• What to work on
Pull out every line below holding the word "title".

• Task data
-=-=-
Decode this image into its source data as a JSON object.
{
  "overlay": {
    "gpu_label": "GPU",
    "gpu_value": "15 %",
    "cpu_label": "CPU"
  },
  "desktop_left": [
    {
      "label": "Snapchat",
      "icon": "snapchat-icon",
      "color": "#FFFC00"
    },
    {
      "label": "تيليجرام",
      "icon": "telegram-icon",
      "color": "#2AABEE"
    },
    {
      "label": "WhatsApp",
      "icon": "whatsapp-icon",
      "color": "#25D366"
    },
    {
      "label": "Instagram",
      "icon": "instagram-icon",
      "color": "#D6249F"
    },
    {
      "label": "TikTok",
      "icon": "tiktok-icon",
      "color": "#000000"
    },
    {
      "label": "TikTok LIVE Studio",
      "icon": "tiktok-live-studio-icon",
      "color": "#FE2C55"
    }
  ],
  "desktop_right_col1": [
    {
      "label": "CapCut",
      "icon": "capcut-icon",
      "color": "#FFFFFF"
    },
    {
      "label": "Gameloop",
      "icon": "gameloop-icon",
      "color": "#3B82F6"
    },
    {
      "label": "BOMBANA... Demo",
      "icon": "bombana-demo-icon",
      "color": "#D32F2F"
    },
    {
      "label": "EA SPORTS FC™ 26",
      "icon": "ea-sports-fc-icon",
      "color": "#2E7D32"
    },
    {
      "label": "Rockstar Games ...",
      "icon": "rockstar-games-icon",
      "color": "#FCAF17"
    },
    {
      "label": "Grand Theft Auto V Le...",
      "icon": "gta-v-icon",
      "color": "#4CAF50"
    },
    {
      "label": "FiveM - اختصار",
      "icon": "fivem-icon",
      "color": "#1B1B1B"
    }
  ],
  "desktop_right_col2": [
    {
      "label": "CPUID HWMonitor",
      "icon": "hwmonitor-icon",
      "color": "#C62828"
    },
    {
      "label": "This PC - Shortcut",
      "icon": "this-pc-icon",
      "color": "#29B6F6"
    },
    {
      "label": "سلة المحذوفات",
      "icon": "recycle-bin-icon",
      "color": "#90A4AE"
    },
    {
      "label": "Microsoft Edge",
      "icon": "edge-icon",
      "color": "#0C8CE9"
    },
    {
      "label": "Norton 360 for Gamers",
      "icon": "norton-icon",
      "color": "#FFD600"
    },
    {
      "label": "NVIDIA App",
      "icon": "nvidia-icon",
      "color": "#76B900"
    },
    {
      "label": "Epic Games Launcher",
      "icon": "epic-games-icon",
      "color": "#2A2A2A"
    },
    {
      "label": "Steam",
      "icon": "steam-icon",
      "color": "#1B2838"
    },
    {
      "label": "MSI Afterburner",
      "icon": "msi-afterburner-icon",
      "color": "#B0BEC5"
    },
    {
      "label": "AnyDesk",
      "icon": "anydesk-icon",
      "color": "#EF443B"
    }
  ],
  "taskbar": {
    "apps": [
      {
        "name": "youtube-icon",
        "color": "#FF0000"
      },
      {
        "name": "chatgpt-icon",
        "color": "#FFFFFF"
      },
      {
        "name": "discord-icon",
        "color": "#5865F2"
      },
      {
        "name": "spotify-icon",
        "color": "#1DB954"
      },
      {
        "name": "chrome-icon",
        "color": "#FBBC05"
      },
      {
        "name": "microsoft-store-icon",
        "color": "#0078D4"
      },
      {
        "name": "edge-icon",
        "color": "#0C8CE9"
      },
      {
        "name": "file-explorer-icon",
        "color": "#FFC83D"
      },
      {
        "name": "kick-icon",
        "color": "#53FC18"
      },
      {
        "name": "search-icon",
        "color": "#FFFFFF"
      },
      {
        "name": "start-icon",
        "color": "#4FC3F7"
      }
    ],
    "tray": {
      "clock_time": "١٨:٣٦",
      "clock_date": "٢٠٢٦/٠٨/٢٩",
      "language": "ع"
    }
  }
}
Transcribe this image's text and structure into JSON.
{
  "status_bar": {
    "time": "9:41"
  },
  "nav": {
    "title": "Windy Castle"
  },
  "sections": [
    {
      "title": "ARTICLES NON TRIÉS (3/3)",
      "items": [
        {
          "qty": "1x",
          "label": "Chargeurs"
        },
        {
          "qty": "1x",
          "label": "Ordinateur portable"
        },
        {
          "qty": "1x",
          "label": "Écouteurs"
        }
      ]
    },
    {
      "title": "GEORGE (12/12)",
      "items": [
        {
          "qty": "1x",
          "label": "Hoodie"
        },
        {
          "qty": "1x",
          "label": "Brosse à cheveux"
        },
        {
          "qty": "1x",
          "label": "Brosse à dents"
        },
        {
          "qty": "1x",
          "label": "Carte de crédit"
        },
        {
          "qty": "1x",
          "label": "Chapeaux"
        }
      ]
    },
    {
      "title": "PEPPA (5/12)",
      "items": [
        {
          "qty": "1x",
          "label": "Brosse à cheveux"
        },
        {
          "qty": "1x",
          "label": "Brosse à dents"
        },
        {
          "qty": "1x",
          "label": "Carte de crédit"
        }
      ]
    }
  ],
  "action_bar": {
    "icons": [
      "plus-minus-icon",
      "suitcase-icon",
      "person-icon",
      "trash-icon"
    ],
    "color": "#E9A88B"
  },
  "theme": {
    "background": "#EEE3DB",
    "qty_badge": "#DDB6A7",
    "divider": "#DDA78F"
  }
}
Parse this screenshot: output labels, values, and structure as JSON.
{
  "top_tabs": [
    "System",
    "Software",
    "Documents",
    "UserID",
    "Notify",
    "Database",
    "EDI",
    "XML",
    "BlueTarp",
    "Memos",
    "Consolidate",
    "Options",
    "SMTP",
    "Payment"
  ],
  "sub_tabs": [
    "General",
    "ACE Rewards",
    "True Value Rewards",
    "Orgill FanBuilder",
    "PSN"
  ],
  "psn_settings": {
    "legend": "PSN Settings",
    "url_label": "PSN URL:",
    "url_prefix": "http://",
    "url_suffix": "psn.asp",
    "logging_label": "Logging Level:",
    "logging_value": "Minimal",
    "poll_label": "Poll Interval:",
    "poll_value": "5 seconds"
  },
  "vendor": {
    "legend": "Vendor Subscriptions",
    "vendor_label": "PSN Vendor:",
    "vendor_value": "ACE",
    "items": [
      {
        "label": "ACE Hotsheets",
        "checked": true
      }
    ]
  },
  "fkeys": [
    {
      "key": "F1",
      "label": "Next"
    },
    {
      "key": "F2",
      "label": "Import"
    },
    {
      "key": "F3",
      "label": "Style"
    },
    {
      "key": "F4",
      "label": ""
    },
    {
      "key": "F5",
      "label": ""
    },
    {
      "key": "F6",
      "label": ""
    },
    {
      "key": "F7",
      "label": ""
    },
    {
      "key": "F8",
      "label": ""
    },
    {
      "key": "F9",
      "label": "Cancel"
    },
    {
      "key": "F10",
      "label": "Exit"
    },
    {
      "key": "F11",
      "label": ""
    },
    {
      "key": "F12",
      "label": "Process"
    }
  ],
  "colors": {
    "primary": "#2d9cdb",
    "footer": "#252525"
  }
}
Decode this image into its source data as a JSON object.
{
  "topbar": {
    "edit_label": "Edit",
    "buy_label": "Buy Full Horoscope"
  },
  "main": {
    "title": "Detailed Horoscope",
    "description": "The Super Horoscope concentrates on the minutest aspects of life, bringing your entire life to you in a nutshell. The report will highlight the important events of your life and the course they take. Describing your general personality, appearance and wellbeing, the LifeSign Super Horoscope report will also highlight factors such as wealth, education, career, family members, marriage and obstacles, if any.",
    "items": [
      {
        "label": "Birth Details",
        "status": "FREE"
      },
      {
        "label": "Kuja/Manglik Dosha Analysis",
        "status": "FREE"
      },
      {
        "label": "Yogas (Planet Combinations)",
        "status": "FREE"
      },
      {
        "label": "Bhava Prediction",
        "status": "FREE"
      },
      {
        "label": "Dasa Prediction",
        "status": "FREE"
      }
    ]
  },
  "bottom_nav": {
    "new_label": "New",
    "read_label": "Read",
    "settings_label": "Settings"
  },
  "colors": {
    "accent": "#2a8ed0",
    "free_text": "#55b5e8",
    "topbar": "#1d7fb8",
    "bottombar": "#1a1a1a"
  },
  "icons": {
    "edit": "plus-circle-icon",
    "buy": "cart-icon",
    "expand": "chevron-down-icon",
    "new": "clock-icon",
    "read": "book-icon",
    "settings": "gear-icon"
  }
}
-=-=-
• Your solution
    "title": "Windy Castle"
      "title": "ARTICLES NON TRIÉS (3/3)",
      "title": "GEORGE (12/12)",
      "title": "PEPPA (5/12)",
    "title": "Detailed Horoscope",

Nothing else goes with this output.